Do you know Rumi? “Rumi was born near the city of Balkh, in what is now Afghanistan, then the easter edge of the Persian empire, on September 30, 1207. He was the descendant fo a long line of Islamic jurist, theologians, and mystics…When Rumi was still ayoung man, his family fled from Balkh, just ahead of the invading armies of Genghis Kahn … Rumi and his family travled to Damascus on on to Nishapur, where they met the poet and Teacher Fariduddin Attar, who recognized the teenaged boy Rumi as a great spirit….”

Bottom line: Rumi is one of the greatest poets of the ancient Muslim world — and actually, our modern world as well. His influence can be found throughout literature, music (David Crowder’s line, “And what was said to the rose to make it uncurl …” Rumi), and both the western and easter world.

Yeah, I’m a fan. Today, I found this poem and thought I’d share it:

You and I have spoken all these words, but as for the way we have to go, words are no preparation.

There is no getting ready, other than grace.

My faults have stayed hidden. One might call that a preparation! I have one small drop of knowing in my soul. Let it dissolve in your ocean. There are so many threats to it.

Inside each of us, there’s continual autumn. Our leaves fall and are blown out over the water. A crow sits in the blackened limbs and talks about what’s gone.

Then, your generosity returns: spring, moisture, intelligence, the scent of hyacinth and rose and cypress.

Joseph is back! And if you don’t feel in yourself the freshness of Joseph, be Jacob! Weep and then smile. Don’t pretend to know something you haven’t experienced.

There’s a necessary dying, and then Jesus is breathing again. Very little grows on jagged rock. Be ground. Be crumbled, so wildflowers will come up where you are. You’ve been story for too many years.

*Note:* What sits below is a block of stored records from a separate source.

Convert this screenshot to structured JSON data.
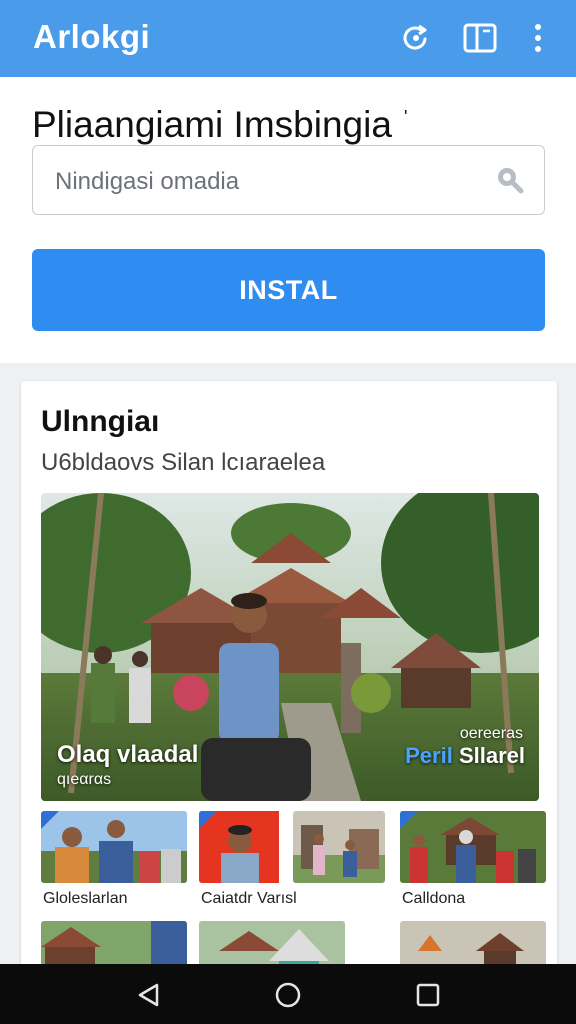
{
  "appbar": {
    "title": "Arlokgi",
    "icons": [
      "refresh-icon",
      "book-icon",
      "more-vert-icon"
    ],
    "color": "#4a9bea"
  },
  "header": {
    "title": "Pliaangiami Imsbingia",
    "title_mark": "'"
  },
  "search": {
    "placeholder": "Nindigasi omadia"
  },
  "install": {
    "label": "INSTAL",
    "color": "#2f8cf0"
  },
  "card": {
    "heading": "Ulnngiaı",
    "subtitle": "U6bldaovs Silan lcıaraelea",
    "hero": {
      "caption_left_title": "Olaq vlaadal",
      "caption_left_sub": "qıeαrαs",
      "caption_right_top": "oereeras",
      "caption_right_accent": "Peril",
      "caption_right_rest": "Sllarel"
    },
    "thumbnails": [
      {
        "label": "Gloleslarlan"
      },
      {
        "label": "Caiatdr Varısl"
      },
      {
        "label": ""
      },
      {
        "label": "Calldona"
      }
    ]
  },
  "navbar": {
    "buttons": [
      "back-icon",
      "home-icon",
      "recents-icon"
    ]
  }
}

Try something different. Surrender.”

Such beauty, echoing over so many hundreds of years. Rumi has helped me see that there probably aren’t so many differences between our world and that of our brothers in the Persian realms — at least, not like the media and some religious fanatics would have us subscribe to. And while we’re separated by thousands of miles, and hundreds of years, the beauty of the language still resonates in my soul.

And I’m not even a big fan of most poetry …

(quotes taken from Coleman Barks’ “The Soul of Rumi.”)

A simple paraphrase for my church …

“If you love only those who love you, why should you get credit for that? Even sinners love those who love them! And if you do good only to those who do good to you, why should you get credit? Even sinners do that much! And if you lend money only to those who can repay you, why should you get credit? Even sinners will lend to other sinners for a full return.

“Love everyone. Do good to them. Lend to them without expecting to be repaid. Then your reward from heaven will be very great, and you will truly be acting as children of the Most High, for he is kind to even those who are thankful and wicked.

“You must be compassionate, just as your Father is compassionate.” Luke 6:32-36 (paraphrased words in bold)

No other comments. Just words attributed to Jesus.